Environment and Energy
China’s development in recent decades has seen impressive reductions in poverty and great improvement in other key indicators. However, this rapid growth has come at a cost, which has left China’s environment in poor shape and its consumption patterns unsustainable from an ecological perspective. Unless urgent action is taken, environmental degradation has the potential to negatively affect China’s hard-won development gains.
UNDP works with key stakeholders in China, including the government and the public, to address environmental concerns in the country in line with the recently adopted Sustainable Development Goals (SDGs), China’s 13th Five-Year Plan while also fulfill its commitment towards multi-lateral environment agreement. Under the Energy & Environment focus area, the Country Office has ran 4 main portfolios including Biodiversity Conservation; Climate Change Mitigation; Montreal Protocol & Chemicals Management; Alternative Livelihoods & Renewable Energy; and the Global Environmental Facility (GEF) Small Grants Programme. more
Projects and Initiatives

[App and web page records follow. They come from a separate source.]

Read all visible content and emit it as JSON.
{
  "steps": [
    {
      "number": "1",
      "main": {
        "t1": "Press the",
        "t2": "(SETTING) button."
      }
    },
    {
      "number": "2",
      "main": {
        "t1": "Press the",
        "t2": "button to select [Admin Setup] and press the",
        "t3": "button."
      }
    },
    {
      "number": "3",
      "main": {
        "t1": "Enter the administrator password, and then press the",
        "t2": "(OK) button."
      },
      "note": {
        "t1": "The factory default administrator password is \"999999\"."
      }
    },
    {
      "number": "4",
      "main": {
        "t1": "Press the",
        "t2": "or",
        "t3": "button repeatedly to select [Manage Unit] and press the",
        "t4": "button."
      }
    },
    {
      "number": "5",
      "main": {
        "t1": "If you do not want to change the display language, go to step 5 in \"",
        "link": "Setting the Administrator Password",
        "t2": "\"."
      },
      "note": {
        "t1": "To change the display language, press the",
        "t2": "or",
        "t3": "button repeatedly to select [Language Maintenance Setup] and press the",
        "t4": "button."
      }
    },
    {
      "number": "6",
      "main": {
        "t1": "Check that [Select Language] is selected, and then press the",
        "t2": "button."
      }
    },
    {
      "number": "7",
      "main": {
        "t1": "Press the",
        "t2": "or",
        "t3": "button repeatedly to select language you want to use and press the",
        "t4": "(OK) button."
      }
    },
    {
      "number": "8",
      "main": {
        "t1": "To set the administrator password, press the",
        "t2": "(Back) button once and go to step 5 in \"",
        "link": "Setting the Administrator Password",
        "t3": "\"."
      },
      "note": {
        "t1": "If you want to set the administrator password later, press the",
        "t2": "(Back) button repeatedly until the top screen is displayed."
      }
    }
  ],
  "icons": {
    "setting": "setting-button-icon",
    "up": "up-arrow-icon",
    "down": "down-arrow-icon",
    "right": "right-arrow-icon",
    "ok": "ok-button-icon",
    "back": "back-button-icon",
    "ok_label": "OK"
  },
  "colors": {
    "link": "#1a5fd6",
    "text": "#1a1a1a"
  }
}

Persistent Organic Pollutants (POPs) are chemicals that adversely affect human health and environmental quality when released into the air, water or soil. These pollutants persist in the environment, bio-accumulate through the food web, and cause great damage to human and animal tissue even in small quantities. This leads to damage in the nervous, immune, and reproductive systems or can causes developmental disorders, such as cancer. more
As one of seventeen mega-biodiversity countries in the world, China harbors nearly 10% of all plant species and 14% of animals on earth. Biodiversity not only helps maintain the productivity of ecosystem, but also supports food security, helps humans adapt to the climate change, and provides important resources for medicine. Important as it is, the rapid social-economic development in China has put its biodiversity, and the genetic resources (GR) found within, under increasing pressures.more
With rapid industrialization, urbanization and growth since the 1990s, China has become the world’s largest producer and consumer of energy, and the largest emitter of greenhouse gases (GHGs). These GHG emissions contribute to climate change, as well as severe air pollution that causes health problems around the country. With the rapid growth in China’s auto market, transportation sector has taken account of 10 to 15 percent of the overall energy consumption in China. New energy vehicles like Fuel Cell Vehicle (FCVs) that powered by renewable hydrogen and emit nothing but water provides a solution to reduce the GHGs. This issue brief discusses the opportunities, challenges and the way forward for the FCVs development in China. more
Air pollution in China has been making headlines around the world with hazardous haze blanketing Beijing for extended periods of time in 2013 and 2014, while a dust storm in March 2015 broke monitoring equipment in the nation’s capital. In early 2015, Under the Dome, a video by journalist Chai Jing that effectively communicated the scope of China’s air pollution problems to a popular audience went viral, wracking up over 200 million views, before being pulled from Chinese websites. There is no question that the problem is serious; however, air quality has been slowly improving in China since the 1990s.more